TASK DIRECTIONS
Find every line in the records that holds the string "subtitle". Copy each one.
________
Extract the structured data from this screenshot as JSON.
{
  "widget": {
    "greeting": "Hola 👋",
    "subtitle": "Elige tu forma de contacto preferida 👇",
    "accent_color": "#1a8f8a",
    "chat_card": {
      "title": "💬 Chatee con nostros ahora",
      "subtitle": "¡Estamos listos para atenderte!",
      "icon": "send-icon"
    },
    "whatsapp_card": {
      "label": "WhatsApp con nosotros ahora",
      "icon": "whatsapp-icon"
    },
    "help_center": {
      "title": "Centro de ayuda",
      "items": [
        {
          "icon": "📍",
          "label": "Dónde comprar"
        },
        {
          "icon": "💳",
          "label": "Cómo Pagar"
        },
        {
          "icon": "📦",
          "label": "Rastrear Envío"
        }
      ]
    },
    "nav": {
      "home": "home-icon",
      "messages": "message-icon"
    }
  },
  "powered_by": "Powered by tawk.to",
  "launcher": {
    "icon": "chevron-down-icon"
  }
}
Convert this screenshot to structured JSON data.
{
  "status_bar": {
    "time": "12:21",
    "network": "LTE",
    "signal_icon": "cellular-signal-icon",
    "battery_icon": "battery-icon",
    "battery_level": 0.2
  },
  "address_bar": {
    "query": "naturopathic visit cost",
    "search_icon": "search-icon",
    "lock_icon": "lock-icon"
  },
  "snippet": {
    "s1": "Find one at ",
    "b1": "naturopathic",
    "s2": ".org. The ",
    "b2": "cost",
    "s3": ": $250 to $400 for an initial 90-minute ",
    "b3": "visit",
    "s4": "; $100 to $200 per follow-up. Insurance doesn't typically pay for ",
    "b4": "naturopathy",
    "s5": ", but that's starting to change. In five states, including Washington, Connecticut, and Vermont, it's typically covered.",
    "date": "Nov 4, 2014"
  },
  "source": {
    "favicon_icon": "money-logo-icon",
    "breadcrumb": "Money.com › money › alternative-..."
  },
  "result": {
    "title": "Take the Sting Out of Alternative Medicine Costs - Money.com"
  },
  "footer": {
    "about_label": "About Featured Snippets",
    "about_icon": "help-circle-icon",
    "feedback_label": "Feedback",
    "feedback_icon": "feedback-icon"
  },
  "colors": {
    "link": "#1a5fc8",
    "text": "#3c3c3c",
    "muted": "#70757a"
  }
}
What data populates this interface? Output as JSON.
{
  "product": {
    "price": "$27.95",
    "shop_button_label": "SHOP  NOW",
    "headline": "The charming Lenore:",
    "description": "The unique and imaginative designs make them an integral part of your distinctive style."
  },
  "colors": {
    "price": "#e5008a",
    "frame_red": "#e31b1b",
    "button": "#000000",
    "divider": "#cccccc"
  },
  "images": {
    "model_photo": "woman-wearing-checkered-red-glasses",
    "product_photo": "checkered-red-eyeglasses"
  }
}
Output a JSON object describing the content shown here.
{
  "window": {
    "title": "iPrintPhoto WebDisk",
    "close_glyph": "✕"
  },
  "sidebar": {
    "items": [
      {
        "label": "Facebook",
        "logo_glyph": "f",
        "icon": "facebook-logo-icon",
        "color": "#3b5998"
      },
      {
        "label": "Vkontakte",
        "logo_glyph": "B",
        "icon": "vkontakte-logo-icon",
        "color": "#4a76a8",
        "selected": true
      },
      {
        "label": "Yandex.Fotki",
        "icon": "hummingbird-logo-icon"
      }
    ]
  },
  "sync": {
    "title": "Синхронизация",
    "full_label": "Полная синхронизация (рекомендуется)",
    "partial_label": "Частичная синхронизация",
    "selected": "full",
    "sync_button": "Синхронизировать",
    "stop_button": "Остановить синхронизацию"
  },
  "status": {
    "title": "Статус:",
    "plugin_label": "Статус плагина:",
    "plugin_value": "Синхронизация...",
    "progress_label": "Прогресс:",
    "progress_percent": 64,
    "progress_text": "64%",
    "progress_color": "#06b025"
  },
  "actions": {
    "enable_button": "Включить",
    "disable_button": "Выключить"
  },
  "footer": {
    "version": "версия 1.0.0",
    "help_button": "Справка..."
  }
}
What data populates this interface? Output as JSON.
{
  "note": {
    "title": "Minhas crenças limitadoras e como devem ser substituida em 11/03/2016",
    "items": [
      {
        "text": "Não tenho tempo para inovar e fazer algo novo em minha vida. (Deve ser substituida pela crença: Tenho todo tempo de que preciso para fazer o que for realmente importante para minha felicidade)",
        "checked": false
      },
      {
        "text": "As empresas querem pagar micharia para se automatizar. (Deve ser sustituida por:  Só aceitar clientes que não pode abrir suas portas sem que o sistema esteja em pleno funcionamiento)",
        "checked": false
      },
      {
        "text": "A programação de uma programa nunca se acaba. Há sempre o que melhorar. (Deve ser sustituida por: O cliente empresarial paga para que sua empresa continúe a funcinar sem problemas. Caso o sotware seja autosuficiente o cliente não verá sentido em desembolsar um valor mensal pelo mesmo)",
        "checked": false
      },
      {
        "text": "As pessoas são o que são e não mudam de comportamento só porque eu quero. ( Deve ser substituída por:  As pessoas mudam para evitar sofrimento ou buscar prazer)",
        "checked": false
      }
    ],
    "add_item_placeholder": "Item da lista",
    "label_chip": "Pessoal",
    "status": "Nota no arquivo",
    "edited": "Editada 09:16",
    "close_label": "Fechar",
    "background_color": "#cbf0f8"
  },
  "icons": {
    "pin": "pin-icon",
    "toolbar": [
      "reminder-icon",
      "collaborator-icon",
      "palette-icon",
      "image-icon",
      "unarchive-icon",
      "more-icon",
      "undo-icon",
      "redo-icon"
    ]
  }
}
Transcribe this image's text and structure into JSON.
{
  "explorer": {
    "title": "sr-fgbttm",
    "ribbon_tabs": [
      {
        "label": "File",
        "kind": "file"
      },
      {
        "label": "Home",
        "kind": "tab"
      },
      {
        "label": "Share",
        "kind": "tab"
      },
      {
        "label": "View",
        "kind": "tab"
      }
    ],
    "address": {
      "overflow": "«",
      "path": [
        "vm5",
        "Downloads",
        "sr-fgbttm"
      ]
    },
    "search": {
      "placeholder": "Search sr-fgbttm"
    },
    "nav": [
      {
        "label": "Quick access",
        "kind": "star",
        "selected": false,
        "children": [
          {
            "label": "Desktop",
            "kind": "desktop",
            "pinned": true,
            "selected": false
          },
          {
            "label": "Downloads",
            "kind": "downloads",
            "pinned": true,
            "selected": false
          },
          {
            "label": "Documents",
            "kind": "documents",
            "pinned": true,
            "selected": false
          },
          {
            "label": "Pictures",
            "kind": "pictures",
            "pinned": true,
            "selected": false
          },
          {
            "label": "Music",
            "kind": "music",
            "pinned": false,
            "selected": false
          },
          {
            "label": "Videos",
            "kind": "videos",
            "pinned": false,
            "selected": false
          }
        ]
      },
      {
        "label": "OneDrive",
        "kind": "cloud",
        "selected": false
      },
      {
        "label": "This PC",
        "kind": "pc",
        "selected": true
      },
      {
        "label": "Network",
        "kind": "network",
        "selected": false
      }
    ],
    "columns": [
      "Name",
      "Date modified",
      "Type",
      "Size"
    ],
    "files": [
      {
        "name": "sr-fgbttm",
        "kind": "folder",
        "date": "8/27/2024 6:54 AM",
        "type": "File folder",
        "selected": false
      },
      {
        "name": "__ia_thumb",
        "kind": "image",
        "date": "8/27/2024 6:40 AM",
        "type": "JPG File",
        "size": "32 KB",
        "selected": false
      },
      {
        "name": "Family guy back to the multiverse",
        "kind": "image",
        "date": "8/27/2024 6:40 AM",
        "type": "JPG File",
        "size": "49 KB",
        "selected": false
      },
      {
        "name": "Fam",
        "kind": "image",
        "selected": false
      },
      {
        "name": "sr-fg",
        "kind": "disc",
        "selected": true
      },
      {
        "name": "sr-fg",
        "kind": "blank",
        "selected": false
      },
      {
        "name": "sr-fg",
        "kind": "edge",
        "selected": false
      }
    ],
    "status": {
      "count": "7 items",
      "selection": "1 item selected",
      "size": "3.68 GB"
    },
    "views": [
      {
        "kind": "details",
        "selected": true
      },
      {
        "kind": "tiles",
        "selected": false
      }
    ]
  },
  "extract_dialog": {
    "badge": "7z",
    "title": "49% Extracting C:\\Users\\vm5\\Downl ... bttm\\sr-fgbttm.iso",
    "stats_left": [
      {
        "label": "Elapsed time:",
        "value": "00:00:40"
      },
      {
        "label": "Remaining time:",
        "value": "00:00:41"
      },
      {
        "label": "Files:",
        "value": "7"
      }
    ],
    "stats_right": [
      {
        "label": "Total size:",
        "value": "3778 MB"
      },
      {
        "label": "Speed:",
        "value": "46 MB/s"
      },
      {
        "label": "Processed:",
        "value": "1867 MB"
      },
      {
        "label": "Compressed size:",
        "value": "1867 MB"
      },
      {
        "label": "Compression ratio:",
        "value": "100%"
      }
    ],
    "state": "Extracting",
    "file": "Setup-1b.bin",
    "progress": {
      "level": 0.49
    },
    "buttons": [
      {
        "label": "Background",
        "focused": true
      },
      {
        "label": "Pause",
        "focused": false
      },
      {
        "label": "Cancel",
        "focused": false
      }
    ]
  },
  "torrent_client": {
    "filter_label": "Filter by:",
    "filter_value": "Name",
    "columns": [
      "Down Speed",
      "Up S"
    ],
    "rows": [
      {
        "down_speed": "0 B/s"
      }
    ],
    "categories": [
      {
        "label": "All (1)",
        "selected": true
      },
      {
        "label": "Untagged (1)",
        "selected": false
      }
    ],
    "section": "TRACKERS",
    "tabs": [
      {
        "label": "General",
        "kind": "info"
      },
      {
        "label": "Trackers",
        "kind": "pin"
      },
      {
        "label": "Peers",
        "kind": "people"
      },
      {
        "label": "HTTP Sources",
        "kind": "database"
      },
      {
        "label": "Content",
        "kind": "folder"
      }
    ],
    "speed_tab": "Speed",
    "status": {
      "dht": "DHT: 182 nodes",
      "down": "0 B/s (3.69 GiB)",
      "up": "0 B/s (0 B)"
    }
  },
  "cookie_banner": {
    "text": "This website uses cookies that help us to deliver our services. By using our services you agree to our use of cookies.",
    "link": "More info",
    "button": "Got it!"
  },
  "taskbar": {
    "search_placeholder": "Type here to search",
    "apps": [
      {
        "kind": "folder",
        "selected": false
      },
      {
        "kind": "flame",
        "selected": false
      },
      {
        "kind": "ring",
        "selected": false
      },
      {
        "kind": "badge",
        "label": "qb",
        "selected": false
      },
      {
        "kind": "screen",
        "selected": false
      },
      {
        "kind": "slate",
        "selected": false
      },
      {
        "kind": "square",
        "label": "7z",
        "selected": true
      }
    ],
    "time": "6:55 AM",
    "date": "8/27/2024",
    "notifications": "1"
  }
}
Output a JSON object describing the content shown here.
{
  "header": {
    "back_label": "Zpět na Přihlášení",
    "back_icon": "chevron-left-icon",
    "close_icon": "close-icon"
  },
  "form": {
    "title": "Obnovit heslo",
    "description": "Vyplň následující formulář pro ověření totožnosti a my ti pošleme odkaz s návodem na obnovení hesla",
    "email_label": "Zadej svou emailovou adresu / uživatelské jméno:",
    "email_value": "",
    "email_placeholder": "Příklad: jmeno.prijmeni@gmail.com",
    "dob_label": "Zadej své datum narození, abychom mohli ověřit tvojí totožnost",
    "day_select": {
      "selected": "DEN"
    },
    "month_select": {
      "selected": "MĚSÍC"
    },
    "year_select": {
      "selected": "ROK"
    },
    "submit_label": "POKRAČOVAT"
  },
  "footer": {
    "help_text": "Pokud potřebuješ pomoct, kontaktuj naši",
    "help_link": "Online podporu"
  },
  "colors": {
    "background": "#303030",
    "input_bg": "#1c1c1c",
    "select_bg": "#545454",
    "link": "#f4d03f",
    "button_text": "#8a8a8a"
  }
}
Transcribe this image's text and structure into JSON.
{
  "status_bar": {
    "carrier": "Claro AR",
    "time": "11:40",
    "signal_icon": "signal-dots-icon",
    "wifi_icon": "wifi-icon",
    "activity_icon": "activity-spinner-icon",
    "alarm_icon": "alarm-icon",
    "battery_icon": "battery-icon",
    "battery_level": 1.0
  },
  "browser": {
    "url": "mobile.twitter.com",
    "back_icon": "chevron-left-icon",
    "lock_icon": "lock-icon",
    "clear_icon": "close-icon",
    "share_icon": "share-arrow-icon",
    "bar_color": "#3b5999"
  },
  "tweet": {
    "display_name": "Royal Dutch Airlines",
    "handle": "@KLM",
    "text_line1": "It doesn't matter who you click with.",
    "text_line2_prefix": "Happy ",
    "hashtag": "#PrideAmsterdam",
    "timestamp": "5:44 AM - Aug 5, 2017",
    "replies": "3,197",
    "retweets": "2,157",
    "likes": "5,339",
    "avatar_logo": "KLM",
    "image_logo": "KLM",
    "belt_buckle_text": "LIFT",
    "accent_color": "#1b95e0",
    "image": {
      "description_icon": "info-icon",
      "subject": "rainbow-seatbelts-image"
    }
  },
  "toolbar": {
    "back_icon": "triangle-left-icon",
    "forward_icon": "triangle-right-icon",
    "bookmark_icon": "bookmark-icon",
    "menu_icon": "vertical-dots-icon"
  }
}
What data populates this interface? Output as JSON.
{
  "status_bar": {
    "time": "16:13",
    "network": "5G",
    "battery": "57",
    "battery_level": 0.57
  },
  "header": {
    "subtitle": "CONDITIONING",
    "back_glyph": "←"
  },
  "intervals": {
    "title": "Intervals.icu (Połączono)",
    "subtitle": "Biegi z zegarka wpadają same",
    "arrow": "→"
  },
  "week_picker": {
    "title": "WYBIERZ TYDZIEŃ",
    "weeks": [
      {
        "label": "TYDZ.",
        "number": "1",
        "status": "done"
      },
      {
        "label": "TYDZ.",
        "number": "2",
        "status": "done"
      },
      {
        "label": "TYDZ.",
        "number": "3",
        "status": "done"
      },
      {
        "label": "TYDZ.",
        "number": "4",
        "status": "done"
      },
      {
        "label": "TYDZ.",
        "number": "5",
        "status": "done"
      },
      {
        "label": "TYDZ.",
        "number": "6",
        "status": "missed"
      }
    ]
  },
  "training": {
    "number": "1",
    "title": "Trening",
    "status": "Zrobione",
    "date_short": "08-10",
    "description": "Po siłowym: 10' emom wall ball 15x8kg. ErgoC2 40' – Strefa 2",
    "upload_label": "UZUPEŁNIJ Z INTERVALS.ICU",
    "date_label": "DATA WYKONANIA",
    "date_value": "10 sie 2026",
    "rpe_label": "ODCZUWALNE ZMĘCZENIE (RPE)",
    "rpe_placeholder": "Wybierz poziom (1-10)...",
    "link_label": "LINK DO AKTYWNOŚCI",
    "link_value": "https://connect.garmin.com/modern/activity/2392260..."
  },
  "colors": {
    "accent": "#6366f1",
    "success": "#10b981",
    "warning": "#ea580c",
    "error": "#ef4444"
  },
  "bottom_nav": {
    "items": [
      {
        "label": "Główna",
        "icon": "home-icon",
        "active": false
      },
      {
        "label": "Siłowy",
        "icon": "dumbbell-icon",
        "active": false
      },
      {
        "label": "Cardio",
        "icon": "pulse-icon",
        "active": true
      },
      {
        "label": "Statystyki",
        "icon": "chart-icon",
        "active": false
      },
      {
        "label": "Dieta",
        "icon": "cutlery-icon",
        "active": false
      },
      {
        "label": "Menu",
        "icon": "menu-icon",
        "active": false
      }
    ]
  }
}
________
SOLUTION FOR THIS TASK
    "subtitle": "Elige tu forma de contacto preferida 👇",
      "subtitle": "¡Estamos listos para atenderte!",
    "subtitle": "CONDITIONING",
    "subtitle": "Biegi z zegarka wpadają same",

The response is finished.